*What you should do*: Search the records for the word "JSON" and copy every line in which it occurs.

*Data for this exercise*:
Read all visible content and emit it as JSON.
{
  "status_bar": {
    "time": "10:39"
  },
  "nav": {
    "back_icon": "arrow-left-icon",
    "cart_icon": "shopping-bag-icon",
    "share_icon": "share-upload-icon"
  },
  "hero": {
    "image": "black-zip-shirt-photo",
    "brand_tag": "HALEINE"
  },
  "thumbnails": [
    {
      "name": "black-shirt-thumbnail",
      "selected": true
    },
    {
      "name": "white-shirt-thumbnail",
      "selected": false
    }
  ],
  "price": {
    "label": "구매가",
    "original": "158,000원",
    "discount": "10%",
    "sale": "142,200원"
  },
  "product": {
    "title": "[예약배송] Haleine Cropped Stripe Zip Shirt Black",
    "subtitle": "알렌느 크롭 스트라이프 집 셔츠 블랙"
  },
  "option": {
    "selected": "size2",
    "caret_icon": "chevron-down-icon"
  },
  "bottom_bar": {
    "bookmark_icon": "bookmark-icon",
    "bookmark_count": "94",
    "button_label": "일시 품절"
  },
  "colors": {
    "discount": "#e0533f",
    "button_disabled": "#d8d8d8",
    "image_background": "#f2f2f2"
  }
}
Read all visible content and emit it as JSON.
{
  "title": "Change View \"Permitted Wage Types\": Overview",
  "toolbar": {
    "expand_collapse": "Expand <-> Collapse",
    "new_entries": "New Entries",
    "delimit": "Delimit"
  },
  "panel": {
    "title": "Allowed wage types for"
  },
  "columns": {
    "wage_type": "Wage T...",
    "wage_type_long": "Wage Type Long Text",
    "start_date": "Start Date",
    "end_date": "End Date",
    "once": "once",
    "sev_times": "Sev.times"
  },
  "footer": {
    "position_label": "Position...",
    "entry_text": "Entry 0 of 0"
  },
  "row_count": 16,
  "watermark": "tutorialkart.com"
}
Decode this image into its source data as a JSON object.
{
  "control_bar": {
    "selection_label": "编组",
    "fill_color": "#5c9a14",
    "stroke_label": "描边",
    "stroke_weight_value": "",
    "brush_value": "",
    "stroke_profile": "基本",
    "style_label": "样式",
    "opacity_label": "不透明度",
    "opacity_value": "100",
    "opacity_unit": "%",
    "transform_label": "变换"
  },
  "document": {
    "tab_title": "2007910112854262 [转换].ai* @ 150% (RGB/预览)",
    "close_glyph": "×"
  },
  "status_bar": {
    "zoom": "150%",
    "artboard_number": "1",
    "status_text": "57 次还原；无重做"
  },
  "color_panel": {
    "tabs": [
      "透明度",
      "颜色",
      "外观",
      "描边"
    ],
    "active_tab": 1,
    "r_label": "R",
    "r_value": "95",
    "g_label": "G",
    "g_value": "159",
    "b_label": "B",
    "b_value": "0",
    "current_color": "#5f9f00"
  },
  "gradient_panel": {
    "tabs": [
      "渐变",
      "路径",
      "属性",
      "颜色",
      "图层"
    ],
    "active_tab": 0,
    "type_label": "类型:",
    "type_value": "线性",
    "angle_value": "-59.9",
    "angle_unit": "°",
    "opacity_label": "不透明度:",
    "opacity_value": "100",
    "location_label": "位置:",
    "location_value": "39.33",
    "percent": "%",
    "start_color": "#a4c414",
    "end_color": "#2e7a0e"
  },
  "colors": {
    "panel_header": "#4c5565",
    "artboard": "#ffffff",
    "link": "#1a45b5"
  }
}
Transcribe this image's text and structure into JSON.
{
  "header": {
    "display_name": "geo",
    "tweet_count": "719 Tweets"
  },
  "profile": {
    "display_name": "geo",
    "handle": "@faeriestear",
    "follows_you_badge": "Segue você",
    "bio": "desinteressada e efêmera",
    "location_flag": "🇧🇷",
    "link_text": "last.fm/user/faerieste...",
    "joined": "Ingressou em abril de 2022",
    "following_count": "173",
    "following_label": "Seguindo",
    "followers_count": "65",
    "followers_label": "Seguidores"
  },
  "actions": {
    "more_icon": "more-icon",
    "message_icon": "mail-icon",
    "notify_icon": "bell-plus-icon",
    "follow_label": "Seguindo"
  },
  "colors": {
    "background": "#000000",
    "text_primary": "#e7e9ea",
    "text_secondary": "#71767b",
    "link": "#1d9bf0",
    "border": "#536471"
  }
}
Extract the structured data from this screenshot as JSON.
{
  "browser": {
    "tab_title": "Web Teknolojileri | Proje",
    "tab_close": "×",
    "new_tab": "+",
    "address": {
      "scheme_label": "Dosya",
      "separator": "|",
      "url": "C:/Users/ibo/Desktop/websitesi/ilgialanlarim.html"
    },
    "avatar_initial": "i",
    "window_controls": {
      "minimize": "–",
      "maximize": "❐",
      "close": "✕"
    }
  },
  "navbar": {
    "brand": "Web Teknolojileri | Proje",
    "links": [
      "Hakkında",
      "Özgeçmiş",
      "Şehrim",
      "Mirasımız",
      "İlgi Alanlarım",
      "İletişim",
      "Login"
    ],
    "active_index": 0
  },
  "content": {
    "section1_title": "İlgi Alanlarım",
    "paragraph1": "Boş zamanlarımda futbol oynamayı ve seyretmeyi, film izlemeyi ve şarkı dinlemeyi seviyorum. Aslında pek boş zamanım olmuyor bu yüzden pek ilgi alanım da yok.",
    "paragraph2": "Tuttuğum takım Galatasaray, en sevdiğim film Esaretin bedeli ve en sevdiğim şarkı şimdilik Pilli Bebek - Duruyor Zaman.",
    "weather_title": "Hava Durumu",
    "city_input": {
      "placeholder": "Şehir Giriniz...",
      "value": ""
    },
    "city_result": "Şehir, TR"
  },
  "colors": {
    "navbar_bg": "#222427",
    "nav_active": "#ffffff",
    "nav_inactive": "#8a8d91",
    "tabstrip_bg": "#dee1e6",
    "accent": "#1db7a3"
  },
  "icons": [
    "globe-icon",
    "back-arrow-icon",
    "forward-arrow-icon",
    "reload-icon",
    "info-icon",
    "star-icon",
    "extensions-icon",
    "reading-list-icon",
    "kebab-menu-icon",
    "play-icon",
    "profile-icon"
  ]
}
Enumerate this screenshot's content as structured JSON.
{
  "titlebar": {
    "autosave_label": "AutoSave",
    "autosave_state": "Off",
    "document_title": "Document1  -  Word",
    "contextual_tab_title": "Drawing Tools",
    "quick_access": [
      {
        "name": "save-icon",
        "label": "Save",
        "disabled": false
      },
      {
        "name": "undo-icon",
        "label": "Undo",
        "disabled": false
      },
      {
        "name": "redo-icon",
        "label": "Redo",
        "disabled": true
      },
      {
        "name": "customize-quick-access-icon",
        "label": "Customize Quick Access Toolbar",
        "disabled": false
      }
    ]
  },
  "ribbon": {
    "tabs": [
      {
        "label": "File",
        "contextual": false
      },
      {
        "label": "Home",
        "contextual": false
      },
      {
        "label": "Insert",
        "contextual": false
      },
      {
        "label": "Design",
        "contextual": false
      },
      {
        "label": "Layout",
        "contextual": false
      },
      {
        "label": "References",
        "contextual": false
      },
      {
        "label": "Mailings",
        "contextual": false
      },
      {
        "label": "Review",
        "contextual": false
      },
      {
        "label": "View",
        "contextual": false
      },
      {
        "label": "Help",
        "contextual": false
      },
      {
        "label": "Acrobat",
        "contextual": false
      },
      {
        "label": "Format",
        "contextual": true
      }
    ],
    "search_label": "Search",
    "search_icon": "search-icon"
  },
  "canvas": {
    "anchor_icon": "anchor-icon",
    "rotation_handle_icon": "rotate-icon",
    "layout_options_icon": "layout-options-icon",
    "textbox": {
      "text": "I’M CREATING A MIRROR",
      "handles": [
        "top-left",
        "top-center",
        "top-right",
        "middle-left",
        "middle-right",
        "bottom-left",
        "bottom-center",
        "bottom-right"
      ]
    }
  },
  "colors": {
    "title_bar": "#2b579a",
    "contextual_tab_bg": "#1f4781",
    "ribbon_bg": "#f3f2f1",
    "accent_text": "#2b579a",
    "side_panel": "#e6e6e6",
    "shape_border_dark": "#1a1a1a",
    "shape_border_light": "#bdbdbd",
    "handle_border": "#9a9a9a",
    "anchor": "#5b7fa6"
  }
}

*Output for this exercise*:
Read all visible content and emit it as JSON.
Read all visible content and emit it as JSON.
Decode this image into its source data as a JSON object.
Transcribe this image's text and structure into JSON.
Extract the structured data from this screenshot as JSON.
Enumerate this screenshot's content as structured JSON.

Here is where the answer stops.